Required action ▸
Return only the tail of the data below, word for word: the line with "Read all visible content and emit it as JSON." and each line after it through the final one.

Extracted entries ▸

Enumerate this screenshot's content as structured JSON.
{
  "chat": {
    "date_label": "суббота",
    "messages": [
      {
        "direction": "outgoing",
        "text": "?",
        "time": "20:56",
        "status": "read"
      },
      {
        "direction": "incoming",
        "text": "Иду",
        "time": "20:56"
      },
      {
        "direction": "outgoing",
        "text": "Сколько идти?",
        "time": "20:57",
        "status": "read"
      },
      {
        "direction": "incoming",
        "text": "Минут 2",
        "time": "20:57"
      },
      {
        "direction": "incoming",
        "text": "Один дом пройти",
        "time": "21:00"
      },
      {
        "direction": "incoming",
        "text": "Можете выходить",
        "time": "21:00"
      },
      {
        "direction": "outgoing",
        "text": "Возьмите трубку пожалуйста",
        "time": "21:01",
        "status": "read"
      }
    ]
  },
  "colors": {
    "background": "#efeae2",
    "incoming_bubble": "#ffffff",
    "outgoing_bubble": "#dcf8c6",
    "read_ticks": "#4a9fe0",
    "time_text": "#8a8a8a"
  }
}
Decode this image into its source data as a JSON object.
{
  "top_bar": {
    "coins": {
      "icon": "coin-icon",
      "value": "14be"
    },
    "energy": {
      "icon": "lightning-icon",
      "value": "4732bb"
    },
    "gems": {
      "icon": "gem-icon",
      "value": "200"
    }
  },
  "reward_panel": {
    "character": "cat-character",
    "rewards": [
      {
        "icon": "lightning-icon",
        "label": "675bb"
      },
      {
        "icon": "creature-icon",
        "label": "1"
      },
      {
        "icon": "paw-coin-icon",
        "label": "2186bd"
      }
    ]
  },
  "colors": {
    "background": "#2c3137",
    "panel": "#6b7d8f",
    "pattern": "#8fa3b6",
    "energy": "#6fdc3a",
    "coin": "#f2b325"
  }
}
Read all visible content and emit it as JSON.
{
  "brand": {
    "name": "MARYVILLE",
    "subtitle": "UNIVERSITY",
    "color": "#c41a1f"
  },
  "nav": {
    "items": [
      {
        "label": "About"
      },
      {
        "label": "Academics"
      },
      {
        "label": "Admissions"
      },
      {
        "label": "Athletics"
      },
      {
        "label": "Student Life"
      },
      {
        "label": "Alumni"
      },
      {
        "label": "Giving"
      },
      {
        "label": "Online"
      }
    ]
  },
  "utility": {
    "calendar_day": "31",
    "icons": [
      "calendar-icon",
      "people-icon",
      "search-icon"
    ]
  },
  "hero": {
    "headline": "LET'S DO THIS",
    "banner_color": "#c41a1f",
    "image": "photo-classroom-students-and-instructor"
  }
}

Response ▸
Read all visible content and emit it as JSON.
{
  "brand": {
    "name": "MARYVILLE",
    "subtitle": "UNIVERSITY",
    "color": "#c41a1f"
  },
  "nav": {
    "items": [
      {
        "label": "About"
      },
      {
        "label": "Academics"
      },
      {
        "label": "Admissions"
      },
      {
        "label": "Athletics"
      },
      {
        "label": "Student Life"
      },
      {
        "label": "Alumni"
      },
      {
        "label": "Giving"
      },
      {
        "label": "Online"
      }
    ]
  },
  "utility": {
    "calendar_day": "31",
    "icons": [
      "calendar-icon",
      "people-icon",
      "search-icon"
    ]
  },
  "hero": {
    "headline": "LET'S DO THIS",
    "banner_color": "#c41a1f",
    "image": "photo-classroom-students-and-instructor"
  }
}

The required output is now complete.